Other bone conditions
Some medical conditions that are very different from osteoporosis have similar names or share the same causes, symptoms or treatments, and this can cause confusion.
This is a different condition from osteoporosis and affects the joints in the body, causing them to become damaged. This can lead to pain, stiffness and loss of function in the joints. Hips, knees and knuckles can be affected and so can joints in the spine. Both osteoarthritis and osteoporosis occur more commonly as people age. In people with osteoporosis, symptoms of back pain may sometimes be due to the presence of osteoarthritis. For more information see our factsheet
Complex regional pain syndrome (CRPS)
CRPS affects a hand, foot, wrist, ankle or knee but can spread up a whole limb. It may result in significant pain and disability. Loss of bone density in the affected area may occur as part of the syndrome. Although often triggered by a minor injury or previous broken bone, the reason for the continuous pain is poorly understood. Sometimes pain is traced to a specific nerve injury but sometimes not. Osteoporosis related to CRPS is, however, a localised problem and does not result in general osteoporosis. For more information see our factsheet

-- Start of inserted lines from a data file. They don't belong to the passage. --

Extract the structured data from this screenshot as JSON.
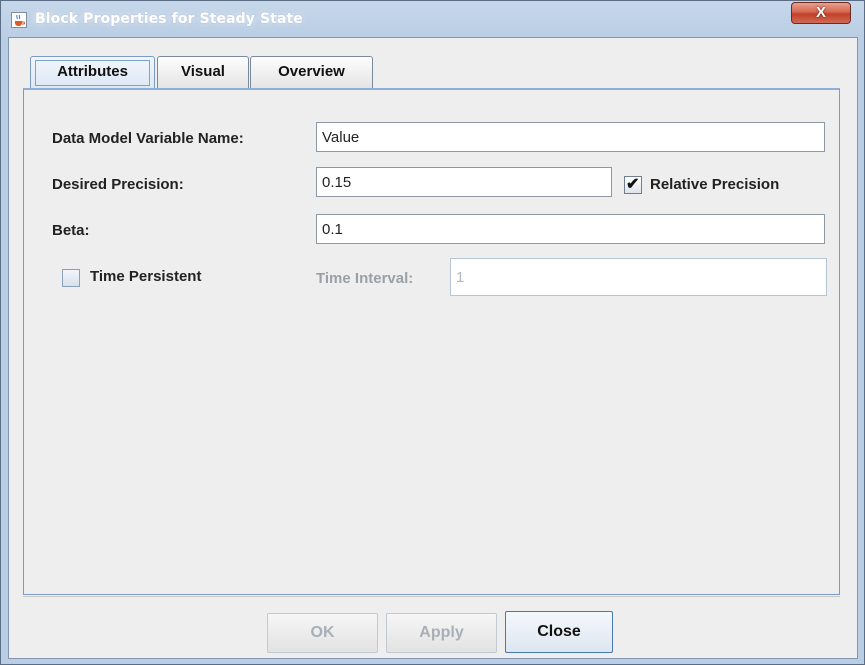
{
  "window": {
    "title": "Block Properties for Steady State",
    "close_glyph": "X",
    "title_icon": "java-cup-icon"
  },
  "tabs": [
    {
      "label": "Attributes",
      "selected": true
    },
    {
      "label": "Visual",
      "selected": false
    },
    {
      "label": "Overview",
      "selected": false
    }
  ],
  "form": {
    "variable_name_label": "Data Model Variable Name:",
    "variable_name_value": "Value",
    "precision_label": "Desired Precision:",
    "precision_value": "0.15",
    "relative_precision_label": "Relative Precision",
    "relative_precision_checked": true,
    "beta_label": "Beta:",
    "beta_value": "0.1",
    "time_persistent_label": "Time Persistent",
    "time_persistent_checked": false,
    "time_interval_label": "Time Interval:",
    "time_interval_value": "1"
  },
  "buttons": {
    "ok": "OK",
    "apply": "Apply",
    "close": "Close"
  },
  "colors": {
    "title_bar": "#b9cde4",
    "close_button": "#c2402a",
    "selected_tab_border": "#7a9cc4"
  }
}
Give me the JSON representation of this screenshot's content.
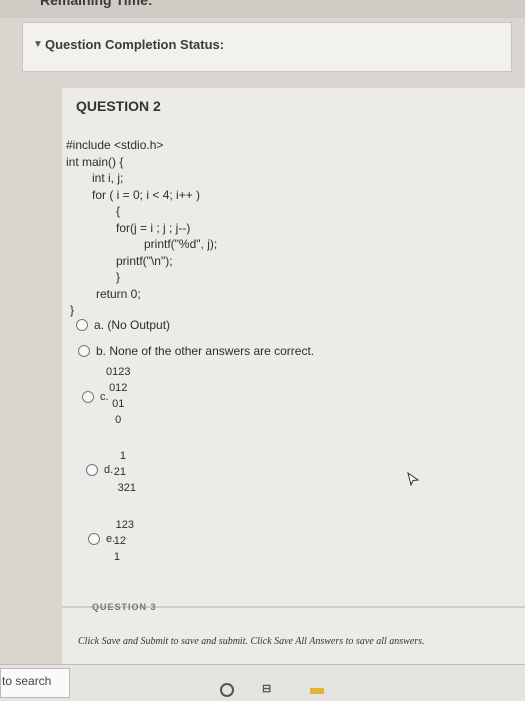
{
  "header": {
    "partial_title": "Remaining Time:",
    "status_label": "Question Completion Status:"
  },
  "question": {
    "title": "QUESTION 2",
    "code_lines": [
      "#include <stdio.h>",
      "int main() {",
      "int i, j;",
      "for ( i = 0; i < 4; i++ )",
      "{",
      "for(j = i ; j ; j--)",
      "printf(\"%d\", j);",
      "printf(\"\\n\");",
      "}",
      "return 0;",
      "}"
    ],
    "options": {
      "a": {
        "letter": "a.",
        "text": "(No Output)"
      },
      "b": {
        "letter": "b.",
        "text": "None of the other answers are correct."
      },
      "c": {
        "letter": "c.",
        "lines": [
          "0123",
          "012",
          "01",
          "0"
        ]
      },
      "d": {
        "letter": "d.",
        "lines": [
          "1",
          "21",
          "321"
        ]
      },
      "e": {
        "letter": "e.",
        "lines": [
          "123",
          "12",
          "1"
        ]
      }
    }
  },
  "footer": {
    "next_hint": "QUESTION 3",
    "submit_hint": "Click Save and Submit to save and submit. Click Save All Answers to save all answers."
  },
  "taskbar": {
    "search_text": "to search"
  }
}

Often called ‘brittle bone disease’, osteogenesis imperfecta is a genetic disorder of collagen, the protein that forms the framework for the minerals in bones. The collagen may be of poor quality, or there may not be enough to support the mineral structure of the bones. This results in a number of problems including bones becoming brittle and breaking easily. For more information see our factsheet